Sunday we had arranged to fish at Rosscarbery then have a meal in the pub there with Eddie, his wife Suzanne and my wife Sylvi. The water was very low when we arrived and there was a strong southerly wind blowing straight up the estuary. Although it would mean fishing with the wind in our faces, the best immediate chance of getting Steve a mullet seemed to lie in legering from the grass by the bridge arch. We set up accordingly. I soon had a good pull round and a mullet of 3lb 7oz.
Then it went quiet for an hour before another good pull and a similar-sized fish that threw the hook after a few seconds. This turned out to be a blessing in disguise as no sooner had I cast out again than the rod pulled over strongly and I found myself playing a much stronger fish. It ran out powerfully but not far enough to find that snag again, and after a while Steve netted a thicklip of 5lb 6oz for me. At some stage in its life it had lost most of its first dorsal spine and the tip of the top lobe of its tail, but it was all healed up nicely ...

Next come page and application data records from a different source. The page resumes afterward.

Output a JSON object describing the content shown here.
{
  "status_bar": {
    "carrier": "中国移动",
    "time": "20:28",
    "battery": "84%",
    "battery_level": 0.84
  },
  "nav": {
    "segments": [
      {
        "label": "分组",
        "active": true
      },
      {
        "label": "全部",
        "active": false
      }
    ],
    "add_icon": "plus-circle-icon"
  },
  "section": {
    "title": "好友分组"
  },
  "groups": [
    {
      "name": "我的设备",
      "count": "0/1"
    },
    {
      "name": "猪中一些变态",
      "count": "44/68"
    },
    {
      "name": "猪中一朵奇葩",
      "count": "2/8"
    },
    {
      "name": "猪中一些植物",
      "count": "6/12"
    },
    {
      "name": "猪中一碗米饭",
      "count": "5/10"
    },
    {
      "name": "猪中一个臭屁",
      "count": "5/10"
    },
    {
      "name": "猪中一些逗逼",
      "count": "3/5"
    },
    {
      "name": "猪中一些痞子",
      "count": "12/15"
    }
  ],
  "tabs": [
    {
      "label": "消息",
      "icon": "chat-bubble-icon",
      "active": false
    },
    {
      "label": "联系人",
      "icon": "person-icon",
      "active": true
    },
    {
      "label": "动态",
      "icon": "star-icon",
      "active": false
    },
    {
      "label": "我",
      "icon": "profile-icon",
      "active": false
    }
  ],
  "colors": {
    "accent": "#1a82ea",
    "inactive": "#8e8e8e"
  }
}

Meanwhile Steve had had not a touch. He was struggling to get any casting distance into the headwind, and this may have been telling with the water close in very coloured. Eddie was about again, he had had three mullet from the tidal lagoon before we had arrived and added another while we were fishing. Steve and Eddie went for a cuppa up at Eddie's cottage, I stayed fishing but the swim didn't produce at all after high water. So when Steve got back we packed up and went for another cuppa!
Refreshed, we decided to head out for another go, this time along the west bank which would be more sheltered. There was more depth than might have been the case on the neap tide, apparently helped by the strong wind. Even so, I think Steve's casting distance again worked against him. He had one half-hearted bite that didn't develop, whereas fishing further out I had two good takes and fish of 4:01 and 3:14. Eddie didn't fish this session but he did arrive with his camera and took some action shots.
Desperate measures for desperate times ... on Monday we visited a tidal pond in Glengarriff. It is usually a banker in terms of finding a few mullet and in that respect it didn't disappoint.
Steve set up some light float tackle and was getting bites straightaway. He missed several before connecting with one, though the immediate thrill of his rod bending over was quickly tempered by the realisation that it would be lucky to make 8oz weight.
Still, it was a pretty little fish and, clearly on a roll, Steve was quickly into another one but slightly smaller ...
After that we moved onto the Beara peninsula but despite finding a peachy-looking swim in Castletownbere we couldn't raise a mullet. We called into the Sheep's Head rock mark we'd fished on Wednesday and Saturday on the way home. The conditions were the best we'd had there, but the mullet simply weren't there either. All very frustrating.
Tuesday - Steve's last fishing day. We headed south-east to fish areas where at least we knew there were mullet around. We started in Casteltownshend village and drew a complete blank - not a mullet sighted in a previously reliable swim. We relocated to the other side of the creek and the mark we'd fished on Steve's arrival last Tuesday. We found plenty of mullet there but they still weren't in a feeding mood; at least they weren't feeding on bread. I'll really have to give this mark some more attention when time allows as there are some good fish present. And so on back to the Last Chance Saloon at Rosscarbery.
The tide was still on the neap side and in contrast to Sunday we were more-or-less becalmed. Having fished its nuts off for weeks Rosscarbery decided to disappoint as Steve, Eddie and I fished four hours for just one decent bite between us. I'd have given anything for it to have come to Steve's rod, but it came to mine. Steve did the honours with the net after a good scrap: 4lb 3oz.